Carol Orsborn, Ph.D. is Founder of FierceWithAge , the Digest of Boomer Wisdom, Inspiration and Spirituality. Dr. Orsborn, who earned her doctorate in religion from Vanderbilt University, is the best-selling author of 21 books including her newest book: Fierce with Age: Chasing God and Squirrels in Brooklyn.

I have had a glimpse of something towards which I’ve quested all my life: the experience of “having arrived.” This preview of culmination coincides with the publication of my 21st book, Fierce with Age: Chasing God and Squirrels in Brooklyn. Despite appearances, however, the sense of having finally arrived seems entirely coincidental.

In point of fact, I always assumed that the publication of one book—let alone over 20—should have delivered to me the sense that I have achieved all that I came here to earth to do long ago. I love my books. I’m proud of them. But this sense of having arrived because of them has not proven to be the case.

As in all of our careers, there are high moments, of course, but the practical reality of one’s everyday life can turn the most glamorous-sounding occasions into opportunities for struggle. Why did the national TV show appearance have to come on the same day as my daughter’s birthday? Why are that author’s numbers higher than mine? What bad mood moved the critic to say that? And so on.

On the other side of the struggle we refer to as everyday life, however, there is the promise of culmination: the experience of having at last arrived. I envision a place of joy and peace, of fulfillment and satisfaction. I have prayed for this, meditated on it and contemplated the possibility. I always knew there would be obstacles along the way, but I did not know how hard I would need to struggle, nor how many years, for delivery on the promise of what it means to have really, truly arrived.

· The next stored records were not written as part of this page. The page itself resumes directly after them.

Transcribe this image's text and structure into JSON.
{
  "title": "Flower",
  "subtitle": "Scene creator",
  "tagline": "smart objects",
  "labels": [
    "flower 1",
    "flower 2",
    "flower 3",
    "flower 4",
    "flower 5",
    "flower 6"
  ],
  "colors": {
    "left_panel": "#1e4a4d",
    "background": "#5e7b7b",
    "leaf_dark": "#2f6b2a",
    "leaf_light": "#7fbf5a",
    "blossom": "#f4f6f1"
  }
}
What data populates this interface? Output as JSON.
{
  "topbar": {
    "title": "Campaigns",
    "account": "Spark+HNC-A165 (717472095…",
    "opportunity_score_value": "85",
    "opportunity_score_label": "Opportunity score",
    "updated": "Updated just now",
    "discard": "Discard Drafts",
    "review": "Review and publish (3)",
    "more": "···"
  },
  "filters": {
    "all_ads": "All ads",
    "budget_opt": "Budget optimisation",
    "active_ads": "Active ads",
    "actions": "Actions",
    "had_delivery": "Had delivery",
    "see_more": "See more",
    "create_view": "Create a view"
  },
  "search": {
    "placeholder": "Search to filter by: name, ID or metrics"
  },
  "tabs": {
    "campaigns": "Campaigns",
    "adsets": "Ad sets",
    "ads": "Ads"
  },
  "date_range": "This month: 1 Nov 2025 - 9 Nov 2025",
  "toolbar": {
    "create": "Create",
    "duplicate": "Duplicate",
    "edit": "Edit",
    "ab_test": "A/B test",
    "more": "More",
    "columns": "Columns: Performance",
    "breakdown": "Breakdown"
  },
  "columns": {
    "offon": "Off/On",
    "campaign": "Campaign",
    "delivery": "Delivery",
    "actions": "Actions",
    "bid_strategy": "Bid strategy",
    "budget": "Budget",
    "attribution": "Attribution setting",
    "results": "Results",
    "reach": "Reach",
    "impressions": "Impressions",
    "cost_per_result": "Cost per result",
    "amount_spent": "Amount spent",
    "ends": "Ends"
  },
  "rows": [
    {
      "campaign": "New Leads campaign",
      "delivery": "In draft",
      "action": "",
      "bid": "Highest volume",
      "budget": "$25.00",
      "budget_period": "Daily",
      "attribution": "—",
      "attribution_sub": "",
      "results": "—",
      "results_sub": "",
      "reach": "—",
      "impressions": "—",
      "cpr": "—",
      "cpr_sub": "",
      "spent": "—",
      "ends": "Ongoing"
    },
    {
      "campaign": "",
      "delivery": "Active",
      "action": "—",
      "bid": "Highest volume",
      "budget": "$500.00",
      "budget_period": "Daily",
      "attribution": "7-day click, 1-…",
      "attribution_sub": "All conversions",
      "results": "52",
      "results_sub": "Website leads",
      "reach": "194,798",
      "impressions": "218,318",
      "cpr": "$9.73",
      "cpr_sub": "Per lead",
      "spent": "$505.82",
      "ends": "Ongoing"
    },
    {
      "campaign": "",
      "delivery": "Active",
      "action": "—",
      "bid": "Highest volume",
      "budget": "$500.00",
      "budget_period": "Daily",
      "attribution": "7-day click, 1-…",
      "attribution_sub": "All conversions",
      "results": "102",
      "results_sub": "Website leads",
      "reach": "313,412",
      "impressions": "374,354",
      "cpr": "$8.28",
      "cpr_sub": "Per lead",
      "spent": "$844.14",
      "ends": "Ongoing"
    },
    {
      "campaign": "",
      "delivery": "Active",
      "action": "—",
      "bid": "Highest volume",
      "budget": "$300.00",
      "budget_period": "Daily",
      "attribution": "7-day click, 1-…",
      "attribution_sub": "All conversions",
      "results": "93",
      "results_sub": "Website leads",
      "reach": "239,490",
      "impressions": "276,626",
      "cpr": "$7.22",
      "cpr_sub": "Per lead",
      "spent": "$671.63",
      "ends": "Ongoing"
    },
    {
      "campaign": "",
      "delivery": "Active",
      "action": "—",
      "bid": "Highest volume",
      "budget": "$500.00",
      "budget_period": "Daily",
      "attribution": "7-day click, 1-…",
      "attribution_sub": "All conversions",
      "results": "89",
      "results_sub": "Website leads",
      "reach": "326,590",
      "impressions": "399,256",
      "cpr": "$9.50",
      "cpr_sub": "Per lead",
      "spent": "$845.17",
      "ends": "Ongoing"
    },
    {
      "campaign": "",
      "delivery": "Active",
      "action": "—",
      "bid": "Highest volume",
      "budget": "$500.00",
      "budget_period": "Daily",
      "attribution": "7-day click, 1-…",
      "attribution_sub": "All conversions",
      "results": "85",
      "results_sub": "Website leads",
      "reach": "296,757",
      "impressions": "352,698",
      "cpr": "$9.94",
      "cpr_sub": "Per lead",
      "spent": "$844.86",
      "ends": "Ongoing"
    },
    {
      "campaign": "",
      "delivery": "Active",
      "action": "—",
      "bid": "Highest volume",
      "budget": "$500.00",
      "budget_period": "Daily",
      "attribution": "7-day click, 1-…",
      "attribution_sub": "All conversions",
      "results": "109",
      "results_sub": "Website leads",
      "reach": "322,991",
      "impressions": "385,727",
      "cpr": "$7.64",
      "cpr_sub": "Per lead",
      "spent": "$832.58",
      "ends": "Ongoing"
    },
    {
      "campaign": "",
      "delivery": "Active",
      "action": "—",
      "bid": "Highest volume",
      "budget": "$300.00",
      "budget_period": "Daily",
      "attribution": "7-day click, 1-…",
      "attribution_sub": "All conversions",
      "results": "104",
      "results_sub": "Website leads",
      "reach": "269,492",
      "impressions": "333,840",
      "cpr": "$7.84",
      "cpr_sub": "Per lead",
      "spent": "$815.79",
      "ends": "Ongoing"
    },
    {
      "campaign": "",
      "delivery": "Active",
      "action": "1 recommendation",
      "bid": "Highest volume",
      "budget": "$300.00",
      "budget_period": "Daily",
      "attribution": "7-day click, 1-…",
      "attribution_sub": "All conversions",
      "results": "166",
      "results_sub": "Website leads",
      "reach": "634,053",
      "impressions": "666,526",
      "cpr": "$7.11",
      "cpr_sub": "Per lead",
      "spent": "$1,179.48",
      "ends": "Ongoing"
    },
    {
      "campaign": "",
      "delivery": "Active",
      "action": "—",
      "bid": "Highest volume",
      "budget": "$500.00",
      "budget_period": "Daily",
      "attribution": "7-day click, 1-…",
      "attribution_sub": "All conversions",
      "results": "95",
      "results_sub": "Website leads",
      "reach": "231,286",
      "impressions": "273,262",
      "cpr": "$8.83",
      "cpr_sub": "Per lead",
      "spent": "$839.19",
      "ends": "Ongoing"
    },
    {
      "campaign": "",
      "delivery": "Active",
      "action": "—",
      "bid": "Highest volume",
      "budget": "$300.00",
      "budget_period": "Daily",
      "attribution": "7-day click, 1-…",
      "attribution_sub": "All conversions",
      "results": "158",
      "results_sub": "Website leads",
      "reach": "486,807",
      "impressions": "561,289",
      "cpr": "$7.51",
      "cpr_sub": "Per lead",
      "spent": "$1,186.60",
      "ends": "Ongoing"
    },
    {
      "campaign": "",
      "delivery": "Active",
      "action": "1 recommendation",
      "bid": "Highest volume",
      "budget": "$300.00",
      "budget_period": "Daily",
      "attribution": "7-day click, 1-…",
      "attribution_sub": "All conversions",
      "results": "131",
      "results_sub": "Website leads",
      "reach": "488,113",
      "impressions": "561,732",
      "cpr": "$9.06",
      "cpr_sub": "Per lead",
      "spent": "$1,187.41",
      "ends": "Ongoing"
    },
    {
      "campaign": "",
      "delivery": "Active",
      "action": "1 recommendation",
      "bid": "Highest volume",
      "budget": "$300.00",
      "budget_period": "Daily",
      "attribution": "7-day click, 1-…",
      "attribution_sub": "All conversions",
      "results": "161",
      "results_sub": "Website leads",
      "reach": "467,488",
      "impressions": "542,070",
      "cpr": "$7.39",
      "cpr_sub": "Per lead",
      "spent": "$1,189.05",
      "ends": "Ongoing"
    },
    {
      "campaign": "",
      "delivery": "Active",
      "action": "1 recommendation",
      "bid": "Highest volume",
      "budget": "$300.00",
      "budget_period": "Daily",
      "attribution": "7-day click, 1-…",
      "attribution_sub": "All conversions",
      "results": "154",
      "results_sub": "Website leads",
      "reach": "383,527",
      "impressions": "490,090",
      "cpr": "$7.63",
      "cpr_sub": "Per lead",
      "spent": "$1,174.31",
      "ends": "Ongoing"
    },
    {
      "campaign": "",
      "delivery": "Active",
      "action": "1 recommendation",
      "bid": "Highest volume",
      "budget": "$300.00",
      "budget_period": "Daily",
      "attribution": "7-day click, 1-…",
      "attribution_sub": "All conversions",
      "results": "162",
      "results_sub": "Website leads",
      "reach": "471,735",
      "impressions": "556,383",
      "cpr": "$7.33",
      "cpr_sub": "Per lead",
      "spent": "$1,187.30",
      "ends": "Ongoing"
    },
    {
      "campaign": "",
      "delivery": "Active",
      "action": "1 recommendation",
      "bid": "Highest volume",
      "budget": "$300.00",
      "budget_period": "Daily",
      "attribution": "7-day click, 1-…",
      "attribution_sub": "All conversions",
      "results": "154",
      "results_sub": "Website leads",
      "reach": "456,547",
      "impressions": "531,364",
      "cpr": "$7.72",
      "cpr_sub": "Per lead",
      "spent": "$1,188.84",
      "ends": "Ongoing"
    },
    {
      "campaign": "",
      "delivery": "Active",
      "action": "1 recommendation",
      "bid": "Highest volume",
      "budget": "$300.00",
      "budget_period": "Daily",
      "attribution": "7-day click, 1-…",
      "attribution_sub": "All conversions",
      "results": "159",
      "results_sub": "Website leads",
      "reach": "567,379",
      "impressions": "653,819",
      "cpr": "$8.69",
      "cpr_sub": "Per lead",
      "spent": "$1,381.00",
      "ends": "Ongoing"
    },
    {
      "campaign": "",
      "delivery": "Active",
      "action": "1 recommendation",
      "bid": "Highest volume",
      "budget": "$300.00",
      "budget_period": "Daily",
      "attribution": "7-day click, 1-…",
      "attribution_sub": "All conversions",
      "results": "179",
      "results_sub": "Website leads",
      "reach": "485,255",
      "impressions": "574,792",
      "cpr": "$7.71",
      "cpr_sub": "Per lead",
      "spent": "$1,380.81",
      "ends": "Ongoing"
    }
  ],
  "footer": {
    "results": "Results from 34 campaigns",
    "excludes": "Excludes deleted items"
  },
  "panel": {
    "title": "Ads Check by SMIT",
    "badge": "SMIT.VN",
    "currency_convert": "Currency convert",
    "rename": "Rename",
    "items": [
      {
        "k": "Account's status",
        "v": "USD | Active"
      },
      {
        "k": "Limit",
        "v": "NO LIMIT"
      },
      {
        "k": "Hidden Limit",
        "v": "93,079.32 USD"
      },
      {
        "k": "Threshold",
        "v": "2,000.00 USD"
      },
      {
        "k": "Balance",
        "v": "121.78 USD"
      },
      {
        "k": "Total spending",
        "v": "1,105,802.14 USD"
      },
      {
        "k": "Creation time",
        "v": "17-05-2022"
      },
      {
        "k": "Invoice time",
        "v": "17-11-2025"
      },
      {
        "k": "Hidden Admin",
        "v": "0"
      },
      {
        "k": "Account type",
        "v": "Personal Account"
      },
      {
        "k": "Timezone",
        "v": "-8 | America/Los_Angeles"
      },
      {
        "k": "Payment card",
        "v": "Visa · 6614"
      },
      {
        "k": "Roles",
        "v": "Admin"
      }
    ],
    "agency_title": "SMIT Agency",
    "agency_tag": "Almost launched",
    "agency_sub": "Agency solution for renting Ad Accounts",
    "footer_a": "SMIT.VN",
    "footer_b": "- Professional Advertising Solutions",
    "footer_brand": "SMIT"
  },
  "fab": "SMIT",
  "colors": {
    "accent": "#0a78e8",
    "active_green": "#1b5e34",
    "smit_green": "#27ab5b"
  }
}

The struggle has been acute recently. For the past six months, I have been equally consumed by preparations for the publication of my book, and simultaneously, the ramifications of my husband’s and my decision to move from Los Angeles to Nashville. I wanted to find “our last house”--a place that would represent the fulfillment of who I have become. Not an interim house we’ll trade-up or down-size later. Rather, the place where I will be happy to spend the rest of my life.

As it turns out, the place that held the promise of fulfillment turned out to be an 80-year stone house fixer-upper on the river. We’re only partway through even the remedial parts of the rehab—the parts that will ensure that the house will not tumble into the Cumberland River below, but continue to stay serene and secure on its high banks. I can tell you already: I don’t need any more moves, changes, or transitions to find the situation of our dreams. We’re finally home.

But even sitting here, looking out at the river I have already grown to love, I find that not only is it not the publication of my 21st book, but neither is it inhabiting what turned out to be the house of my dreams that represents having finally arrived. Rather, it’s the end of my ambition. For in this moment, I want nothing more than to read a great book, sit with my grandson on the riverbank watching cranes dipping for fish and stroking my little dog Lucky’s fur in the direction it’s going. What else matters?

Don’t get me wrong. There’s still plenty to do. I’ve committed to a book tour. I’m thrilled to be working as a new columnist with Beliefnet. I aspire to be healthy in body, mind and spirit, which of course, entails not only sitting on river banks but exercising. But still, I have had an experience of what it means to have arrived, and this knowledge—no matter how briefly glimpsed—has already sunk deep into my bones.

I am reminded here of an apocryphal story from the Hindu tradition about Alexander the Great. As the story goes, Alexander was leading his troops through India when he spotted a saint sitting serenely on the banks of the river. “I wish I could just be sitting there as you are, enjoying the sun,” Alexander said. “Where are you going?” the saint asked him to which Alexander replied: “I’m going to fight one more battle and then I will return to sit beside you.” The saint looked deeply into Alexander’s eyes and replied: “If what you really want in the end is to sit here with me by the river, why don’t you just do it now?”

This is what having arrived means to me. Not the world’s affirmation nor even the attainment of a home on a river. But rather, having finally come to a place of wholeness where the veil between everyday life and the divine has become thin, indeed. Ironically, as the saint suggests, this entails more of a stripping away than an adding on. In the wake of ambition, we leave an space—at last—large enough for God.

I leave you here with a quote from Evelyn Underhill in her classic book The Mystic Way. “The wistful eyes of life are set towards a vision that is also a Home—a Home from which news can reach us now and again …It is a Becoming, yet a Being, a Growth yet a Consummation: the very substance of Eternity...” So close, I can almost touch it. And for this moment, at least, I have not only arrived, I am here.

more from beliefnet and our partners
Close Ad